START Data shown

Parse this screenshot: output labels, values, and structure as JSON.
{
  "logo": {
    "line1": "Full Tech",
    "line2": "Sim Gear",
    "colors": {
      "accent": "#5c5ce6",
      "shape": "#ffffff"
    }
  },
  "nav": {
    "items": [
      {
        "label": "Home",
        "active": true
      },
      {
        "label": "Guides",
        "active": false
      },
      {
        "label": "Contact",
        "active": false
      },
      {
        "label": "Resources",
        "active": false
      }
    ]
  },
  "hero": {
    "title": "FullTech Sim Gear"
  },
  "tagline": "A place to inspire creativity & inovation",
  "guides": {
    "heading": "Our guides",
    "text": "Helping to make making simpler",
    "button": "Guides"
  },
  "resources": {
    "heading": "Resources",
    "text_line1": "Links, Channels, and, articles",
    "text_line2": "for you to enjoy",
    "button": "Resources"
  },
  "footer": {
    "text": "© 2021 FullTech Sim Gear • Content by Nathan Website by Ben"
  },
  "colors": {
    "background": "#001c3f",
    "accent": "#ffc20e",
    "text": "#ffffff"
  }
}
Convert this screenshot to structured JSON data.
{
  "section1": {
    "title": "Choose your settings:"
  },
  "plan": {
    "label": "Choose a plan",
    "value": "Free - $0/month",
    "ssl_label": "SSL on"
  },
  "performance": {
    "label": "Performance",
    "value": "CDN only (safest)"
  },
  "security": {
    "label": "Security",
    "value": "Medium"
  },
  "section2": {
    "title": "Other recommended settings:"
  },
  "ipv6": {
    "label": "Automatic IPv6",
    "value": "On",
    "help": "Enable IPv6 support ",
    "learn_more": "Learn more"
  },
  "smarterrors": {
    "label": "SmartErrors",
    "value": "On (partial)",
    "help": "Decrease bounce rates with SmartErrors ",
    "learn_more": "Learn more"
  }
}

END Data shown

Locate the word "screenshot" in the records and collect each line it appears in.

Parse this screenshot: output labels, values, and structure as JSON.
Convert this screenshot to structured JSON data.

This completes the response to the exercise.